WASHINGTON -- Just because the Supreme Court affirmed that the Affordable Care Act is the law of the land, doesn't mean that Republican governors are rushing to follow it.
"We're not going to start implementing Obamacare. We're committed to working to elect Governor Romney to repeal Obamacare," said Louisiana Gov. Bobby Jindal (R) Friday morning on a call with reporters hosted by the Republican National Committee.
The Affordable Care Act requires states to set up health care benefits exchanges to help Americans buy insurance. If a state fails to act, the federal government will operate that state's exchange program.
States have until Jan. 1, 2013, to demonstrate to the Department of Health and Human Services that it has a plan in place for the exchanges, which are required to be up and running by Jan. 1, 2014.

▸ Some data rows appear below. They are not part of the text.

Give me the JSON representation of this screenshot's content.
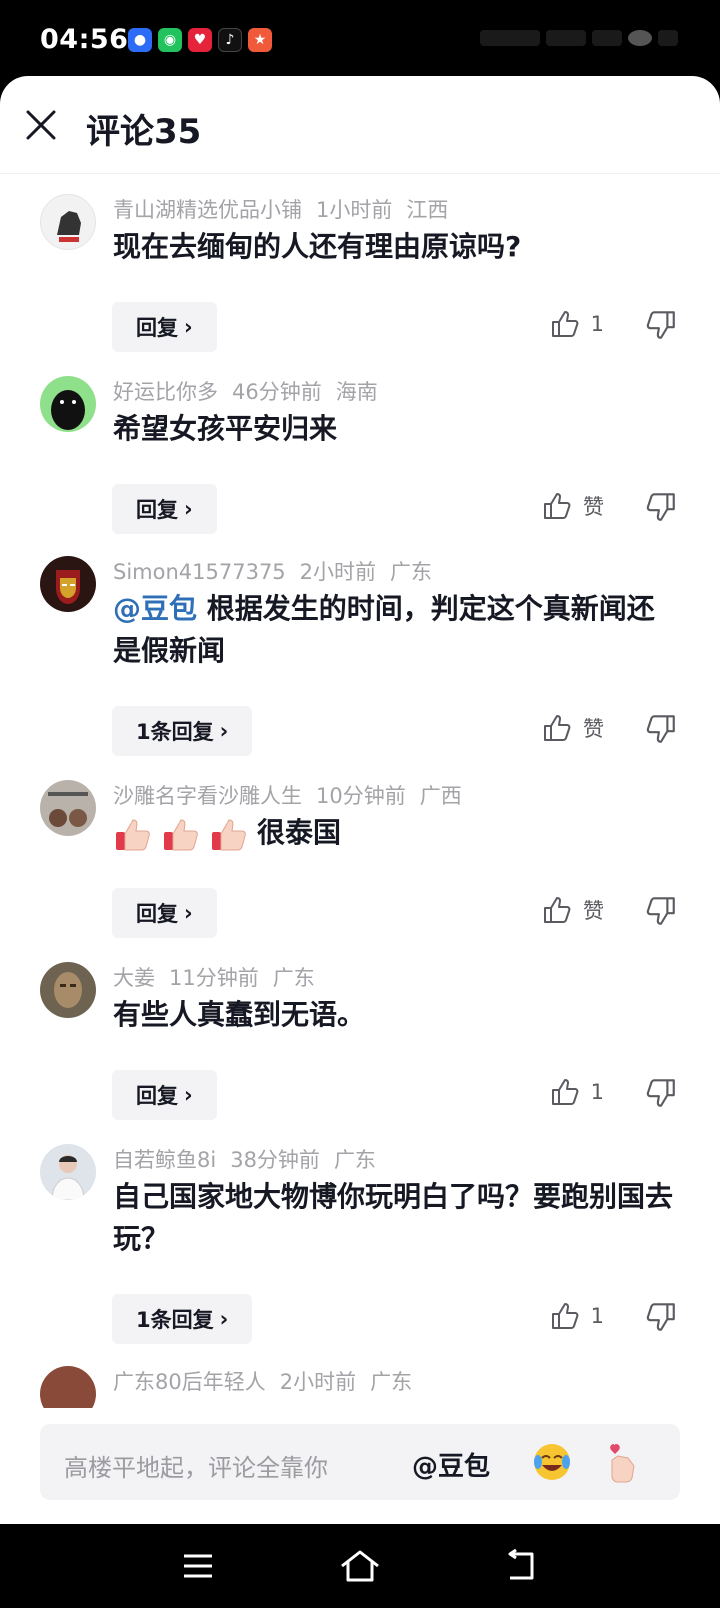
{
  "status_bar": {
    "time": "04:56",
    "app_icons": [
      "baidu-icon",
      "wechat-icon",
      "redbook-icon",
      "tiktok-icon",
      "game-icon"
    ]
  },
  "header": {
    "title": "评论35"
  },
  "comments": [
    {
      "username": "青山湖精选优品小铺",
      "time": "1小时前",
      "location": "江西",
      "text": "现在去缅甸的人还有理由原谅吗?",
      "reply_label": "回复",
      "like_label": "1"
    },
    {
      "username": "好运比你多",
      "time": "46分钟前",
      "location": "海南",
      "text": "希望女孩平安归来",
      "reply_label": "回复",
      "like_label": "赞"
    },
    {
      "username": "Simon41577375",
      "time": "2小时前",
      "location": "广东",
      "mention": "@豆包",
      "text": " 根据发生的时间，判定这个真新闻还是假新闻",
      "reply_label": "1条回复",
      "like_label": "赞"
    },
    {
      "username": "沙雕名字看沙雕人生",
      "time": "10分钟前",
      "location": "广西",
      "emoji_name": "thumbs-up-emoji",
      "text": "很泰国",
      "reply_label": "回复",
      "like_label": "赞"
    },
    {
      "username": "大姜",
      "time": "11分钟前",
      "location": "广东",
      "text": "有些人真蠢到无语。",
      "reply_label": "回复",
      "like_label": "1"
    },
    {
      "username": "自若鲸鱼8i",
      "time": "38分钟前",
      "location": "广东",
      "text": "自己国家地大物博你玩明白了吗？要跑别国去玩？",
      "reply_label": "1条回复",
      "like_label": "1"
    },
    {
      "username": "广东80后年轻人",
      "time": "2小时前",
      "location": "广东"
    }
  ],
  "input_bar": {
    "placeholder": "高楼平地起，评论全靠你",
    "mention_label": "@豆包",
    "emojis": [
      "laughing-crying-emoji",
      "finger-heart-emoji"
    ]
  },
  "navbar": {
    "icons": [
      "menu-icon",
      "home-icon",
      "back-icon"
    ]
  },
  "colors": {
    "mention": "#2f6fb7",
    "meta_text": "#a3a3a8",
    "reply_bg": "#f3f3f5"
  }
}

"On the exchanges, we've continued not to implement the exchanges in Louisiana. We're going to work very hard to get Governor Romney elected so this law will be repealed long before the effective dates," Jindal added.
Virginia Gov. Bob McDonnell (R) did not go as far as Jindal on the call, although he made clear that his state is not jumping to comply just yet.
"We don't even know exactly what that federal exchange would look like," he said. "So there's still some uncertainty at this point as to what the right course is. And over the next days and weeks we're going to be evaluating the case as well as the options for Virginia."
On Thursday, another leading Republican governor -- Wisconsin's Scott Walker -- similarly said, "Wisconsin will not take any action to implement Obamacare. I am hopeful that political changes in Washington, D.C., later this year ultimately end the implementation of this law at the federal level."
While Obama's health care mandate was upheld by the Supreme Court, there was a bit of good news for anti-Obama Republican governors in the ruling. Part of the Affordable Care Act sought to dramatically expand Medicaid to cover more uninsured Americans. On Thursday, the Supreme Court decided that states that refuse to comply will not lose all existing Medicaid funds. Instead, they simply will not receive new funds going forward.
The federal government has promised to pick up the full cost of the Medicaid expansion for the first three years, and reimburse 90 percent of the cost for states after that.
House Minority Leader Nancy Pelosi (D-Calif.) held a call with reporters and bloggers on Thursday afternoon and said she believes that states will find the Medicaid funds hard to resist.
"A big expansion of Medicaid is part of this bill, as you know, and in order to make it saleable and tactical, we have 300 percent of the benefits described in this bill paid for in Medicaid to the states those first three years of the bill. I don't think the governors will turn that down," she said. "First of all, the people will have the need; the urgency is there. They don't have to have any matching funds."
"I believe that once this bill is rolling and states experience the benefits of it, it will be very hard for a state to say, 'I'm not taking 100 percent of the coverage that Medicaid would provide for these people.' That's our thinking on the subject," she added.
Neither Jindal nor McDonnell said whether they would accept the Medicaid funds.
"Here in Louisiana, we've not applied for the grants, we've not accepted many of these dollars," Jindal said. "We're not implementing the exchanges. We don't think it makes any sense to implement Obamacare in Lousiana. The next opportunity we have to get rid of this law is to get Governor Romney elected, and I absolutely believe that he will be elected in November, and one of his first actions will be to repeal and replace this law."